The American Red Cross plans to begin offering antibody tests to potential donors who suspect they've recovered from the coronavirus, reports ABC News. The hope is that blood from people who've already recovered could be used to treat sick patients. Scientists don't know whether such blood actually helps, but studies are underway in the US and around the globe to find out. This concept of "convalescent plasma" isn't a new one and has been used in the treatment of epidemics for a century. This "completely changes the landscape," Dr. Pampee Young, chief medical officer at the American Red Cross, tells ABC. "Qualifying and getting the right donors into our centers to donate is one of the biggest hurdles in this endeavor."

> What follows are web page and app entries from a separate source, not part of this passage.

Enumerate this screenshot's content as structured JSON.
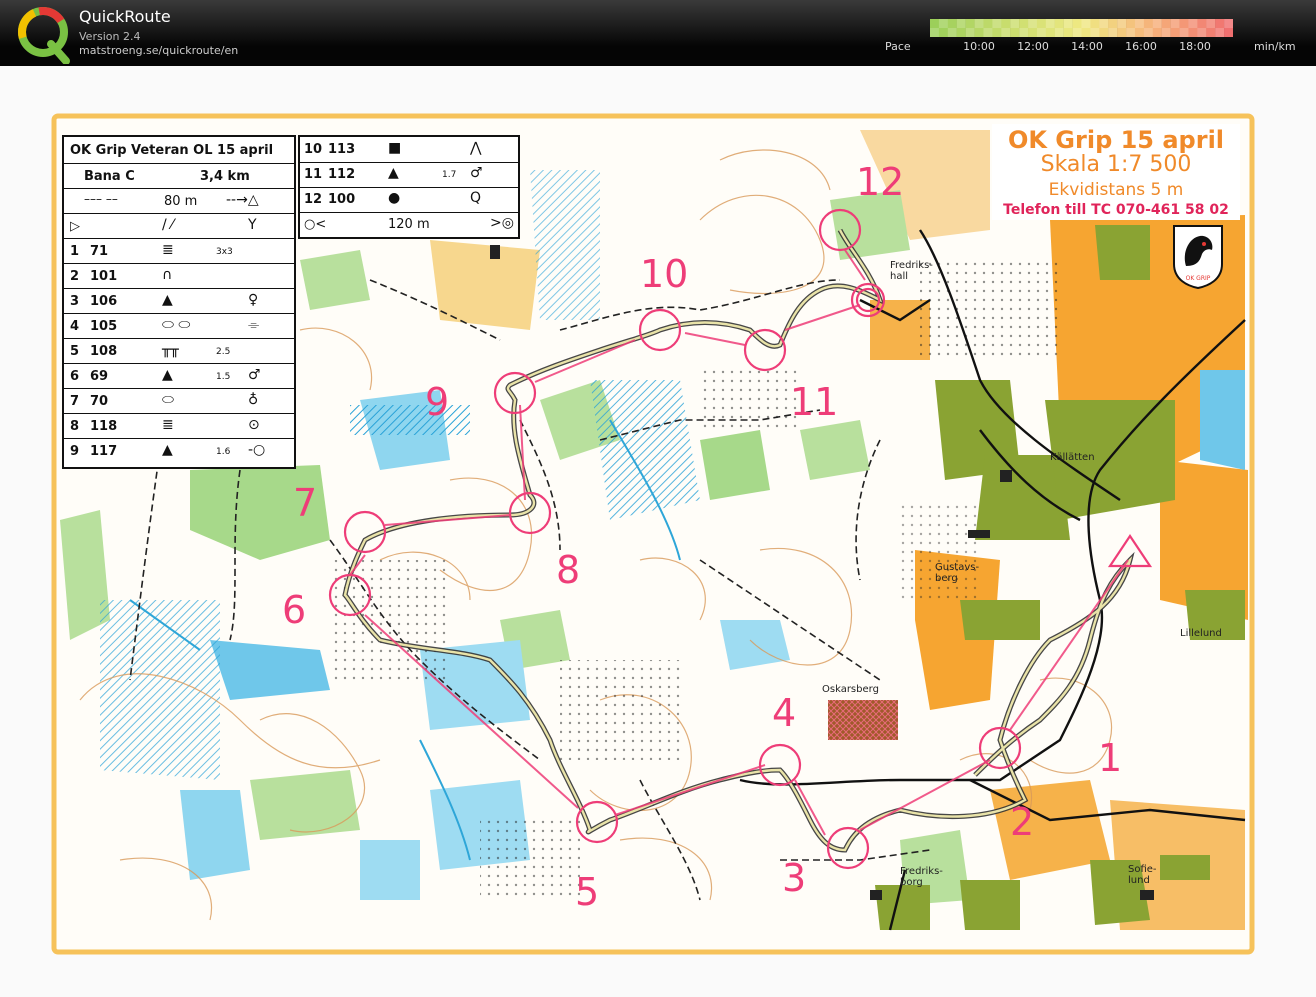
{
  "app": {
    "name": "QuickRoute",
    "version": "Version 2.4",
    "url": "matstroeng.se/quickroute/en"
  },
  "pace": {
    "label": "Pace",
    "ticks": [
      "10:00",
      "12:00",
      "14:00",
      "16:00",
      "18:00"
    ],
    "unit": "min/km",
    "colors": [
      "#9ccf5a",
      "#c9dd6e",
      "#efe982",
      "#f6b07a",
      "#f07070"
    ]
  },
  "map": {
    "title": "OK Grip 15 april",
    "scale": "Skala 1:7 500",
    "equidistance": "Ekvidistans 5 m",
    "phone": "Telefon till TC 070-461 58 02",
    "club_logo_text": "OK GRIP",
    "colors": {
      "course": "#ee3d78",
      "route": "#2a2a2a",
      "open": "#f7c87a",
      "field": "#f29b1f",
      "forest_green": "#9ad17a",
      "water": "#3bb3de",
      "settlement": "#8aa333",
      "contour": "#d99a5a"
    },
    "places": [
      "Fredriks-hall",
      "Källätten",
      "Gustavs-berg",
      "Lillelund",
      "Oskarsberg",
      "Fredriks-borg",
      "Sofie-lund"
    ]
  },
  "control_description": {
    "event": "OK Grip Veteran OL 15 april",
    "course": "Bana C",
    "length": "3,4 km",
    "start_distance": "80 m",
    "finish_distance": "120 m",
    "controls": [
      {
        "num": "1",
        "code": "71",
        "feature": "≣",
        "dim": "3x3",
        "extra": ""
      },
      {
        "num": "2",
        "code": "101",
        "feature": "∩",
        "dim": "",
        "extra": ""
      },
      {
        "num": "3",
        "code": "106",
        "feature": "▲",
        "dim": "",
        "extra": "♀"
      },
      {
        "num": "4",
        "code": "105",
        "feature": "⬭ ⬭",
        "dim": "",
        "extra": "⌯"
      },
      {
        "num": "5",
        "code": "108",
        "feature": "╥╥",
        "dim": "2.5",
        "extra": ""
      },
      {
        "num": "6",
        "code": "69",
        "feature": "▲",
        "dim": "1.5",
        "extra": "♂"
      },
      {
        "num": "7",
        "code": "70",
        "feature": "⬭",
        "dim": "",
        "extra": "♁"
      },
      {
        "num": "8",
        "code": "118",
        "feature": "≣",
        "dim": "",
        "extra": "⊙"
      },
      {
        "num": "9",
        "code": "117",
        "feature": "▲",
        "dim": "1.6",
        "extra": "-○"
      },
      {
        "num": "10",
        "code": "113",
        "feature": "■",
        "dim": "",
        "extra": "⋀"
      },
      {
        "num": "11",
        "code": "112",
        "feature": "▲",
        "dim": "1.7",
        "extra": "♂"
      },
      {
        "num": "12",
        "code": "100",
        "feature": "●",
        "dim": "",
        "extra": "Q"
      }
    ]
  },
  "course_controls": [
    "1",
    "2",
    "3",
    "4",
    "5",
    "6",
    "7",
    "8",
    "9",
    "10",
    "11",
    "12"
  ]
}
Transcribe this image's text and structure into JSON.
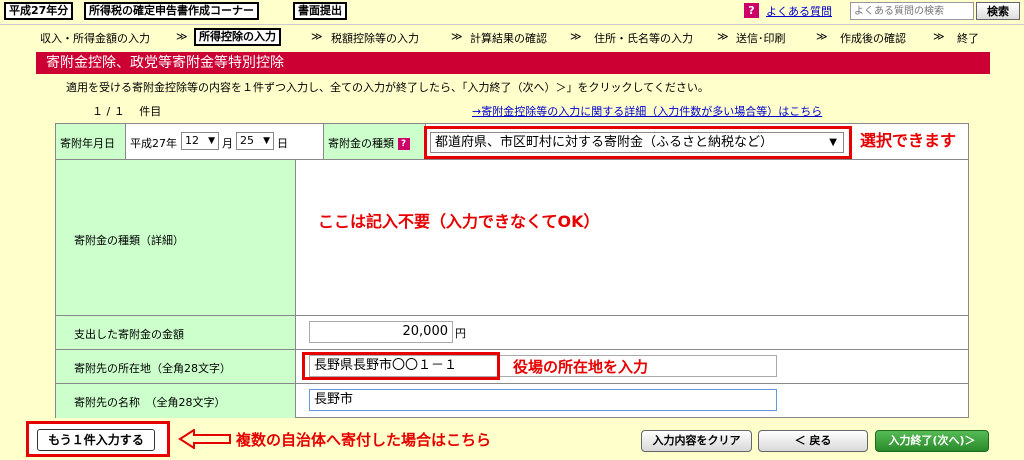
{
  "top": {
    "year_tag": "平成27年分",
    "corner_tag": "所得税の確定申告書作成コーナー",
    "paper_tag": "書面提出",
    "faq_icon": "?",
    "faq_link": "よくある質問",
    "faq_search_placeholder": "よくある質問の検索",
    "search_button": "検索"
  },
  "steps": [
    "収入・所得金額の入力",
    "所得控除の入力",
    "税額控除等の入力",
    "計算結果の確認",
    "住所・氏名等の入力",
    "送信･印刷",
    "作成後の確認",
    "終了"
  ],
  "step_separator": "≫",
  "section_title": "寄附金控除、政党等寄附金等特別控除",
  "instruction": "適用を受ける寄附金控除等の内容を１件ずつ入力し、全ての入力が終了したら、「入力終了（次へ）＞」をクリックしてください。",
  "record_count": "１ / １　 件目",
  "detail_link": "→寄附金控除等の入力に関する詳細（入力件数が多い場合等）はこちら",
  "form": {
    "date_label": "寄附年月日",
    "era": "平成27年",
    "month_value": "12",
    "month_unit": "月",
    "day_value": "25",
    "day_unit": "日",
    "type_label": "寄附金の種類",
    "type_help_icon": "?",
    "type_value": "都道府県、市区町村に対する寄附金（ふるさと納税など）",
    "type_detail_label": "寄附金の種類（詳細）",
    "amount_label": "支出した寄附金の金額",
    "amount_value": "20,000",
    "amount_unit": "円",
    "address_label": "寄附先の所在地（全角28文字）",
    "address_value": "長野県長野市〇〇１－１",
    "name_label": "寄附先の名称　（全角28文字）",
    "name_value": "長野市"
  },
  "annotations": {
    "selectable": "選択できます",
    "not_required": "ここは記入不要（入力できなくてOK）",
    "address_note": "役場の所在地を入力",
    "multiple_note": "複数の自治体へ寄付した場合はこちら"
  },
  "buttons": {
    "add_another": "もう１件入力する",
    "clear": "入力内容をクリア",
    "back": "＜ 戻る",
    "finish": "入力終了(次へ)＞"
  },
  "colors": {
    "background": "#ffffcc",
    "header_red": "#cc0033",
    "label_green": "#ccffcc",
    "annotation_red": "#e60000",
    "finish_green": "#339933"
  }
}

As the studies continue, anecdotal reports of success continue to surface. In Pennsylvania, NBC Philadelphia reports that a 31-year-old woman who recovered from the coronavirus in March donated blood to two severely ill patients, and both recovered. One of the two people was Marisa Leuzzi's 63-year-old aunt. "The night before she got the plasma, doctors called us and said they're giving her about 12 hours to live," says Leuzzi. The FDA considers convalescent plasma to be an experimental treatment for COVID-19, and the Red Cross' Young acknowledges the uncertainty. It's like "building the plane as you're flying it," she says. The antibody tests are supposed to be available next week. (Read more American Red Cross stories.)